Published: December 15, 2018

True to Canada’s recent history of inadequately supporting our military, the Canadian Government is now considering the purchase of used and outdated jets from Australia, apparently to fill a present gap.

These aircraft are old, used and out-of-date, to go along with the old and similar jets Canada already has in use. The best-case scenario is that they are guaranteed to require considerably more maintenance than new machines.

The Government of Canada, under the Liberals, but also the Conservatives, clearly feels that expenditures for appropriate military capability are a low priority.

No doubt, there is hope that the U.S. will help out as Canada provides a huge buffer against attacks they might otherwise endure in the event a “Third World War” breaks out.

However, with Trump running the show to the south (except when he’s out in California trying to sell the idea of raking leaves in the forests), Canada must now make investing in its own military capability a priority. Working with other world allies to ensure peace also takes on a more urgent focus.

Under the current circumstances, heavily relying on the US is not a realistic or practical option.

It is no secret that the Arctic sea routes are open much longer every year.

Although Canada has some military operations situated in the Arctic (Alert being the most northerly), these need to be expanded to meet future needs. Global warming is opening up not just the “Northwest Passage,” but many of the extensive ocean areas along the northern coast as well as the more northerly islands that are and will further become more accessible to ships travelling in the north. Even now, occasional private boaters are “testing the waters.”

Concurrently, with increased international traffic comes the requirement for additional search and rescue as well as defense capability as Russia and China are now better equipped and are increasing major use of the Arctic Ocean north of Russia.

Supplies are shipped to remote communities in the summer when the ocean is relatively free of ice (although sometimes it can be frustrated by ice floes breaking off and entering shipping routes).

Air shipments of key materials are practical and generally reliable, but expensive compared to delivery of food, materials and fuel by ship. Although periods of “ice-free” waters are becoming more common, winds can shift ice into channels causing considerable difficulties requiring ice-breakers to accompany some ships in these areas.

Canadian research and data collection are limited to a few places in the Arctic, largely based out of Cambridge Bay. Others, however, can be found at Alert, Eureka and Churchill, along with other sites limited primarily to data collection.
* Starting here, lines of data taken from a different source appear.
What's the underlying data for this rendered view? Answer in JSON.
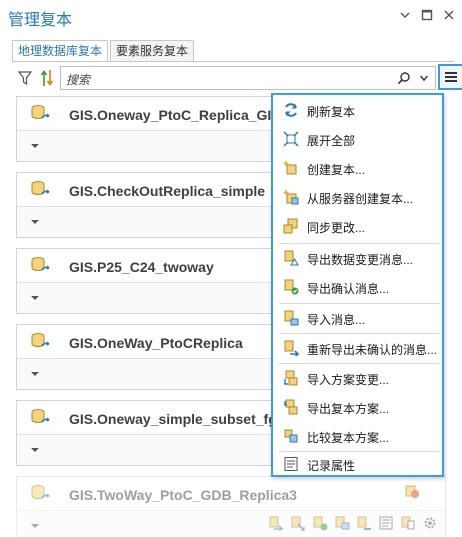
{
  "window": {
    "title": "管理复本"
  },
  "tabs": [
    {
      "label": "地理数据库复本",
      "active": true
    },
    {
      "label": "要素服务复本",
      "active": false
    }
  ],
  "search": {
    "placeholder": "搜索"
  },
  "replicas": [
    {
      "name": "GIS.Oneway_PtoC_Replica_GIS"
    },
    {
      "name": "GIS.CheckOutReplica_simple"
    },
    {
      "name": "GIS.P25_C24_twoway"
    },
    {
      "name": "GIS.OneWay_PtoCReplica"
    },
    {
      "name": "GIS.Oneway_simple_subset_fgd"
    },
    {
      "name": "GIS.TwoWay_PtoC_GDB_Replica3"
    }
  ],
  "menu": {
    "items": [
      {
        "label": "刷新复本",
        "icon": "refresh-icon"
      },
      {
        "label": "展开全部",
        "icon": "expand-all-icon"
      },
      {
        "label": "创建复本...",
        "icon": "create-replica-icon"
      },
      {
        "label": "从服务器创建复本...",
        "icon": "create-from-server-icon"
      },
      {
        "label": "同步更改...",
        "icon": "synchronize-icon"
      },
      {
        "label": "导出数据变更消息...",
        "icon": "export-data-changes-icon"
      },
      {
        "label": "导出确认消息...",
        "icon": "export-ack-icon"
      },
      {
        "label": "导入消息...",
        "icon": "import-message-icon"
      },
      {
        "label": "重新导出未确认的消息...",
        "icon": "reexport-unack-icon"
      },
      {
        "label": "导入方案变更...",
        "icon": "import-schema-icon"
      },
      {
        "label": "导出复本方案...",
        "icon": "export-schema-icon"
      },
      {
        "label": "比较复本方案...",
        "icon": "compare-schema-icon"
      },
      {
        "label": "记录属性",
        "icon": "log-properties-icon"
      }
    ]
  },
  "colors": {
    "accent": "#3aa1d8",
    "title": "#2b79b5",
    "icon_blue": "#2b79b5",
    "icon_yellow": "#e8b83a"
  }
}
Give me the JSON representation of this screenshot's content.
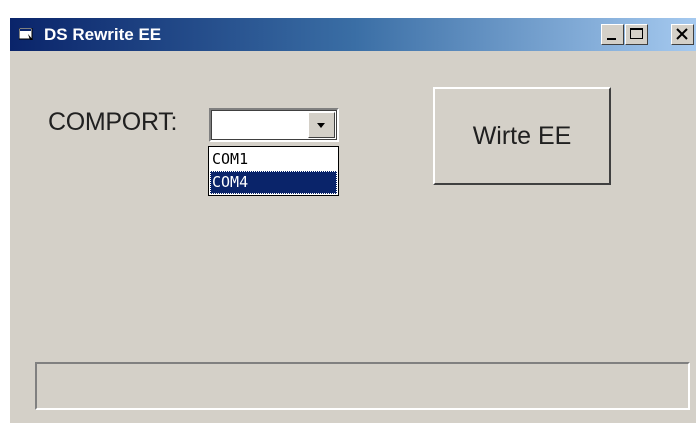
{
  "window": {
    "title": "DS Rewrite EE",
    "icon": "app-window-icon",
    "controls": {
      "minimize": "minimize-icon",
      "maximize": "maximize-icon",
      "close": "close-icon"
    },
    "titlebar_colors": [
      "#0a246a",
      "#a6caf0"
    ]
  },
  "form": {
    "comport_label": "COMPORT:",
    "comport_value": "",
    "comport_options": [
      "COM1",
      "COM4"
    ],
    "comport_highlighted": "COM4",
    "write_button_label": "Wirte EE",
    "status_text": ""
  },
  "colors": {
    "face": "#d4d0c8",
    "selection": "#0a246a"
  }
}
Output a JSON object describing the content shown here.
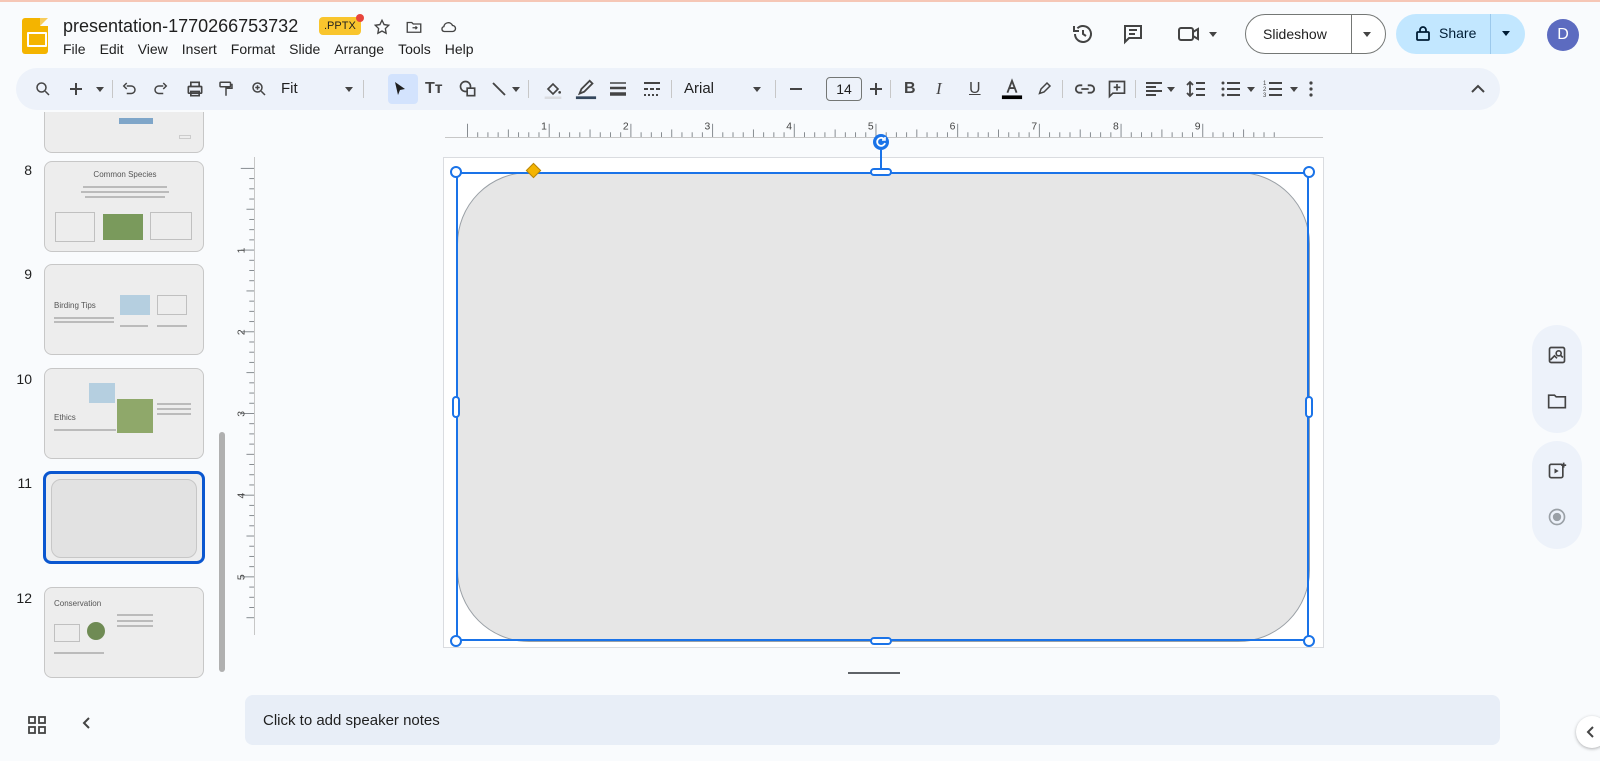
{
  "header": {
    "doc_title": "presentation-1770266753732",
    "file_badge": ".PPTX",
    "menu": [
      "File",
      "Edit",
      "View",
      "Insert",
      "Format",
      "Slide",
      "Arrange",
      "Tools",
      "Help"
    ],
    "slideshow_label": "Slideshow",
    "share_label": "Share",
    "avatar_initial": "D"
  },
  "toolbar": {
    "zoom_label": "Fit",
    "font_name": "Arial",
    "font_size": "14",
    "accent_color": "#0b57d0"
  },
  "ruler": {
    "horizontal_ticks": [
      "1",
      "2",
      "3",
      "4",
      "5",
      "6",
      "7",
      "8",
      "9"
    ],
    "vertical_ticks": [
      "1",
      "2",
      "3",
      "4",
      "5"
    ]
  },
  "filmstrip": {
    "slides": [
      {
        "number": "8",
        "title": "Common Species"
      },
      {
        "number": "9",
        "title": "Birding Tips"
      },
      {
        "number": "10",
        "title": "Ethics"
      },
      {
        "number": "11",
        "title": ""
      },
      {
        "number": "12",
        "title": "Conservation"
      }
    ],
    "selected_slide": "11"
  },
  "notes": {
    "placeholder": "Click to add speaker notes"
  }
}
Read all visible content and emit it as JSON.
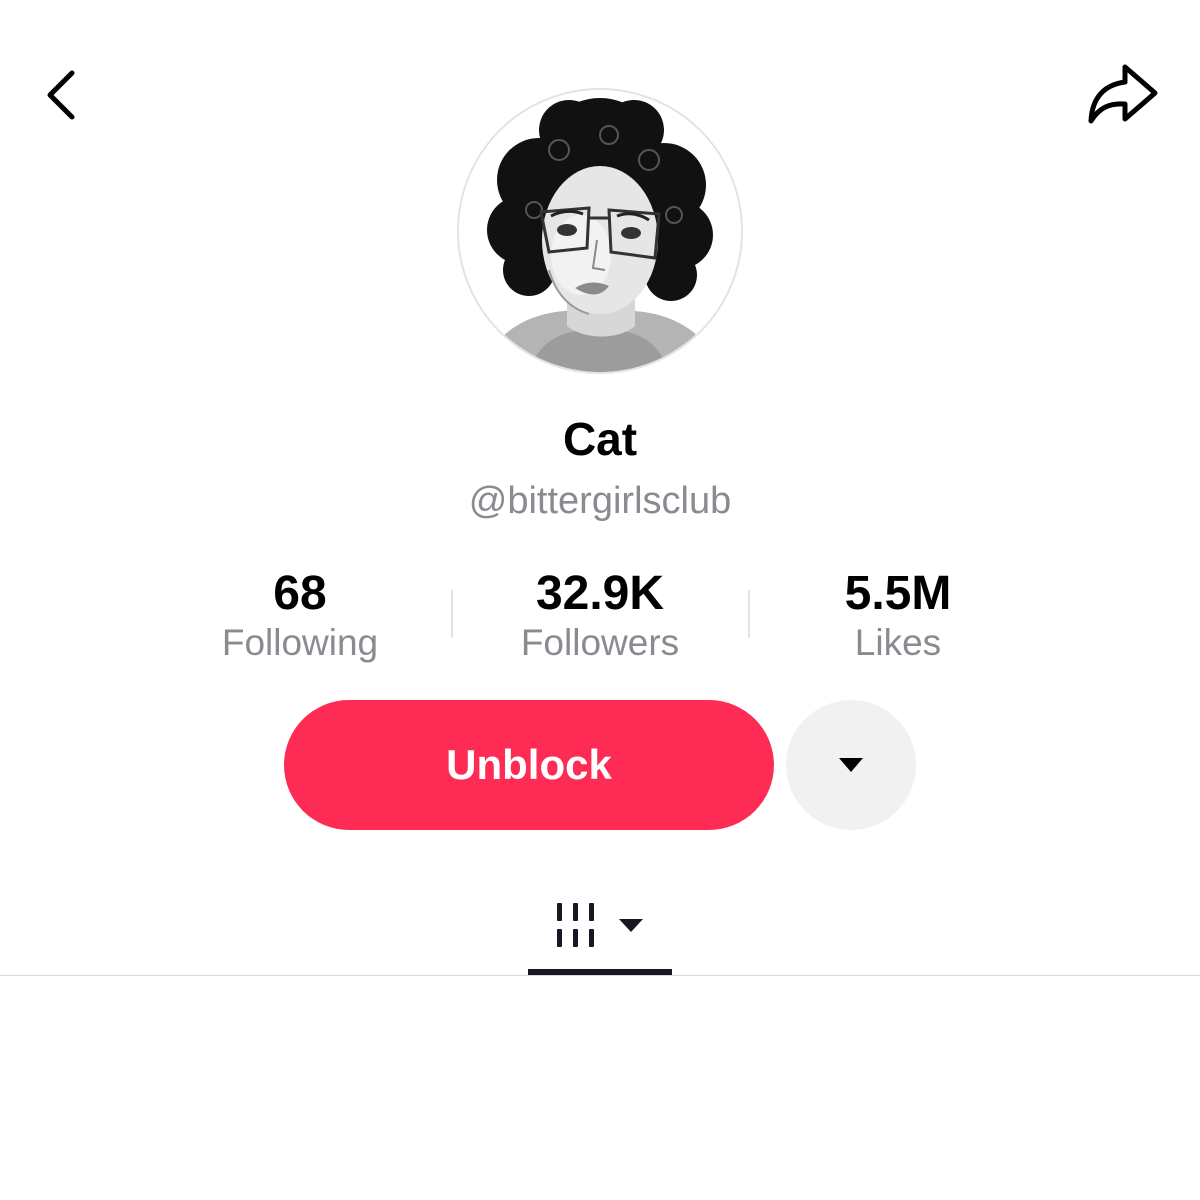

Canadian ice-breaking capacity and research or data collecting sites predominate at the present time. Due to climate change, rapid fluctuations in sea conditions (ice, open water or ice floes of varying size) will require urgent consideration of what basic data will be needed and how it can be collected and organized.

As tourist and commercial traffic and military activities become more obvious in the Arctic, in addition to the military, they bring with them the need for safety capabilities: particularly ice breakers, to avoid what could become serious events threatening many lives.

Huge commercial passenger ships may hope to travel through the Passage, but consideration will be needed to ensure serious safety issues are addressed (e.g. hidden rocks, icebergs or closed channels).

This implies considerable investment in search and rescue capability, involving icebreakers and route markers as well as updated maps.

We can expect shipments of various natural materials plus a considerable volume of manufactured or processed goods to be carried by ships through Arctic waters in the near future. Some will be bound to distant countries, but others may be from within Canada transporting goods and materials to other parts of Canada.

Canada must urgently prepare for a much more sophisticated and wide-ranging capability for Arctic commercial, military and tourist travel (both by ship and air).

It makes sense to involve local people to operate them … they know the land and sea areas, and in particular, how to survive in the harsh challenging environment!

Jim Collinson,

Resource Economist, previously a senior executive in the Manitoba and federal governments